Problem requirements -
Set down each line of the listing below exactly as it is written.

*** Dataset extract

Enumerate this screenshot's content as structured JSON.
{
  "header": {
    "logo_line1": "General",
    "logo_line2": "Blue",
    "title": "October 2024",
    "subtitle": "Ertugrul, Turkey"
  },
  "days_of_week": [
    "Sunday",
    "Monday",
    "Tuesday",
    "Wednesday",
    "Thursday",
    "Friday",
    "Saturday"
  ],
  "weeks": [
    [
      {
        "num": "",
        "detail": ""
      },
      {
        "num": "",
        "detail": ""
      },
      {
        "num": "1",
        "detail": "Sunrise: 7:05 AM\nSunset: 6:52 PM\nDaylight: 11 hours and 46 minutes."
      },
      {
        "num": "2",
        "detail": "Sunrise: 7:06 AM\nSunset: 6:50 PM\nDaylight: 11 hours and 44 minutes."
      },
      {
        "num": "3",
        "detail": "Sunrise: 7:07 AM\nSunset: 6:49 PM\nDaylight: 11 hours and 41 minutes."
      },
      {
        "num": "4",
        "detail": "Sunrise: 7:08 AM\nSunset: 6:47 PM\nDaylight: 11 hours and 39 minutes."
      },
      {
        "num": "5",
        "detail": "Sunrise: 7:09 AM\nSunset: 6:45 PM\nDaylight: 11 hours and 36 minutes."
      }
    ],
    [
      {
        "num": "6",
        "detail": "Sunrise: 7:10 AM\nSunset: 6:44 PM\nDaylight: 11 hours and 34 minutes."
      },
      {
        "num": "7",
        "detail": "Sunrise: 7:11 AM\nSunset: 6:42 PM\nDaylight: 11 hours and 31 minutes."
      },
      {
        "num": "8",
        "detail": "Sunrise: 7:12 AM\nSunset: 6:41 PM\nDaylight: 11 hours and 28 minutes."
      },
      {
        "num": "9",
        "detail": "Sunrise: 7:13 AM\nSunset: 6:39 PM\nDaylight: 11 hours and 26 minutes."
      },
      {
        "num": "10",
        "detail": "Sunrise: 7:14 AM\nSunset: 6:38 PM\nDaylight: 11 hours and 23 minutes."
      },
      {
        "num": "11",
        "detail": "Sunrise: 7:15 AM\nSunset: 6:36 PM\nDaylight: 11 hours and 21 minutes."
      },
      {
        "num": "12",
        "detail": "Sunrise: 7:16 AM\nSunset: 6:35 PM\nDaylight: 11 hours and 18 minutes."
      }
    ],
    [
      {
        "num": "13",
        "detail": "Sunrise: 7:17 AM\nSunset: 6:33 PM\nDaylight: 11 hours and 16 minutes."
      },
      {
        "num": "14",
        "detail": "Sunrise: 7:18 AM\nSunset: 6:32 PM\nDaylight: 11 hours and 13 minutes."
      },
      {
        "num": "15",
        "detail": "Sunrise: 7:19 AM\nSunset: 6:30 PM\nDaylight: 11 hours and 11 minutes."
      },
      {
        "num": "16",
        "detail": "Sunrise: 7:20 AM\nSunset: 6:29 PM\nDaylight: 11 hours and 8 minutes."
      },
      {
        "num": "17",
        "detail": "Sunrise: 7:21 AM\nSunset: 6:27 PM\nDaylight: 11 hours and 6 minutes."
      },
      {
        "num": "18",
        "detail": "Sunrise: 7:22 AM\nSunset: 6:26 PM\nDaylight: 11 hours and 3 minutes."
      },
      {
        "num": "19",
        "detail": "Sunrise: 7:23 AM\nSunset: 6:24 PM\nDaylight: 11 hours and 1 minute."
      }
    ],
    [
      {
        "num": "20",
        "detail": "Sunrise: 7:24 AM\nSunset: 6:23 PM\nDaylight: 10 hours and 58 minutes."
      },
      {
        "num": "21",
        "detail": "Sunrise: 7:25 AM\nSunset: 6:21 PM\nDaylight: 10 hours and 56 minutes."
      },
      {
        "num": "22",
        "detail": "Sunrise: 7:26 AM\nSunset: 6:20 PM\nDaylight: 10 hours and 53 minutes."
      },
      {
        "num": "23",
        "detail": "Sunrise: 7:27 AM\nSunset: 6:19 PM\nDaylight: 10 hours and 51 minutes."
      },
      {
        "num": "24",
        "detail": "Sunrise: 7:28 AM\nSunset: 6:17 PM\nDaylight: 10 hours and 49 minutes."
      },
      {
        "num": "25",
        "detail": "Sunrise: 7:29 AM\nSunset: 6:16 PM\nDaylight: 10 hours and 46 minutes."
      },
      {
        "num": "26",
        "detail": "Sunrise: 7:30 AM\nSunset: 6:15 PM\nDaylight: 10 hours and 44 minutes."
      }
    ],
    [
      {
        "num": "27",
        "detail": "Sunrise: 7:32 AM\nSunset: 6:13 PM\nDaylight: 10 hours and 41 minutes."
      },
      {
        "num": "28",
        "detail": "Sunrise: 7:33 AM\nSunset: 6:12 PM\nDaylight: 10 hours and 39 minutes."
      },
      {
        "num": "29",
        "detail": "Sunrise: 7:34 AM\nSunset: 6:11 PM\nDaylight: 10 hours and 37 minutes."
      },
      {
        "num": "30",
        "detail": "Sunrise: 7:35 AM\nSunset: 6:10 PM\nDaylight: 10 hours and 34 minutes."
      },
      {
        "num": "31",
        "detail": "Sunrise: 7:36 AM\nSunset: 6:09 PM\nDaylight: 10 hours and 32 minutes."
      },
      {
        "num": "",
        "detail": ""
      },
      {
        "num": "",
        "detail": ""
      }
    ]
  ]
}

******

Your response -
Enumerate this screenshot's content as structured JSON.
{
  "header": {
    "logo_line1": "General",
    "logo_line2": "Blue",
    "title": "October 2024",
    "subtitle": "Ertugrul, Turkey"
  },
  "days_of_week": [
    "Sunday",
    "Monday",
    "Tuesday",
    "Wednesday",
    "Thursday",
    "Friday",
    "Saturday"
  ],
  "weeks": [
    [
      {
        "num": "",
        "detail": ""
      },
      {
        "num": "",
        "detail": ""
      },
      {
        "num": "1",
        "detail": "Sunrise: 7:05 AM\nSunset: 6:52 PM\nDaylight: 11 hours and 46 minutes."
      },
      {
        "num": "2",
        "detail": "Sunrise: 7:06 AM\nSunset: 6:50 PM\nDaylight: 11 hours and 44 minutes."
      },
      {
        "num": "3",
        "detail": "Sunrise: 7:07 AM\nSunset: 6:49 PM\nDaylight: 11 hours and 41 minutes."
      },
      {
        "num": "4",
        "detail": "Sunrise: 7:08 AM\nSunset: 6:47 PM\nDaylight: 11 hours and 39 minutes."
      },
      {
        "num": "5",
        "detail": "Sunrise: 7:09 AM\nSunset: 6:45 PM\nDaylight: 11 hours and 36 minutes."
      }
    ],
    [
      {
        "num": "6",
        "detail": "Sunrise: 7:10 AM\nSunset: 6:44 PM\nDaylight: 11 hours and 34 minutes."
      },
      {
        "num": "7",
        "detail": "Sunrise: 7:11 AM\nSunset: 6:42 PM\nDaylight: 11 hours and 31 minutes."
      },
      {
        "num": "8",
        "detail": "Sunrise: 7:12 AM\nSunset: 6:41 PM\nDaylight: 11 hours and 28 minutes."
      },
      {
        "num": "9",
        "detail": "Sunrise: 7:13 AM\nSunset: 6:39 PM\nDaylight: 11 hours and 26 minutes."
      },
      {
        "num": "10",
        "detail": "Sunrise: 7:14 AM\nSunset: 6:38 PM\nDaylight: 11 hours and 23 minutes."
      },
      {
        "num": "11",
        "detail": "Sunrise: 7:15 AM\nSunset: 6:36 PM\nDaylight: 11 hours and 21 minutes."
      },
      {
        "num": "12",
        "detail": "Sunrise: 7:16 AM\nSunset: 6:35 PM\nDaylight: 11 hours and 18 minutes."
      }
    ],
    [
      {
        "num": "13",
        "detail": "Sunrise: 7:17 AM\nSunset: 6:33 PM\nDaylight: 11 hours and 16 minutes."
      },
      {
        "num": "14",
        "detail": "Sunrise: 7:18 AM\nSunset: 6:32 PM\nDaylight: 11 hours and 13 minutes."
      },
      {
        "num": "15",
        "detail": "Sunrise: 7:19 AM\nSunset: 6:30 PM\nDaylight: 11 hours and 11 minutes."
      },
      {
        "num": "16",
        "detail": "Sunrise: 7:20 AM\nSunset: 6:29 PM\nDaylight: 11 hours and 8 minutes."
      },
      {
        "num": "17",
        "detail": "Sunrise: 7:21 AM\nSunset: 6:27 PM\nDaylight: 11 hours and 6 minutes."
      },
      {
        "num": "18",
        "detail": "Sunrise: 7:22 AM\nSunset: 6:26 PM\nDaylight: 11 hours and 3 minutes."
      },
      {
        "num": "19",
        "detail": "Sunrise: 7:23 AM\nSunset: 6:24 PM\nDaylight: 11 hours and 1 minute."
      }
    ],
    [
      {
        "num": "20",
        "detail": "Sunrise: 7:24 AM\nSunset: 6:23 PM\nDaylight: 10 hours and 58 minutes."
      },
      {
        "num": "21",
        "detail": "Sunrise: 7:25 AM\nSunset: 6:21 PM\nDaylight: 10 hours and 56 minutes."
      },
      {
        "num": "22",
        "detail": "Sunrise: 7:26 AM\nSunset: 6:20 PM\nDaylight: 10 hours and 53 minutes."
      },
      {
        "num": "23",
        "detail": "Sunrise: 7:27 AM\nSunset: 6:19 PM\nDaylight: 10 hours and 51 minutes."
      },
      {
        "num": "24",
        "detail": "Sunrise: 7:28 AM\nSunset: 6:17 PM\nDaylight: 10 hours and 49 minutes."
      },
      {
        "num": "25",
        "detail": "Sunrise: 7:29 AM\nSunset: 6:16 PM\nDaylight: 10 hours and 46 minutes."
      },
      {
        "num": "26",
        "detail": "Sunrise: 7:30 AM\nSunset: 6:15 PM\nDaylight: 10 hours and 44 minutes."
      }
    ],
    [
      {
        "num": "27",
        "detail": "Sunrise: 7:32 AM\nSunset: 6:13 PM\nDaylight: 10 hours and 41 minutes."
      },
      {
        "num": "28",
        "detail": "Sunrise: 7:33 AM\nSunset: 6:12 PM\nDaylight: 10 hours and 39 minutes."
      },
      {
        "num": "29",
        "detail": "Sunrise: 7:34 AM\nSunset: 6:11 PM\nDaylight: 10 hours and 37 minutes."
      },
      {
        "num": "30",
        "detail": "Sunrise: 7:35 AM\nSunset: 6:10 PM\nDaylight: 10 hours and 34 minutes."
      },
      {
        "num": "31",
        "detail": "Sunrise: 7:36 AM\nSunset: 6:09 PM\nDaylight: 10 hours and 32 minutes."
      },
      {
        "num": "",
        "detail": ""
      },
      {
        "num": "",
        "detail": ""
      }
    ]
  ]
}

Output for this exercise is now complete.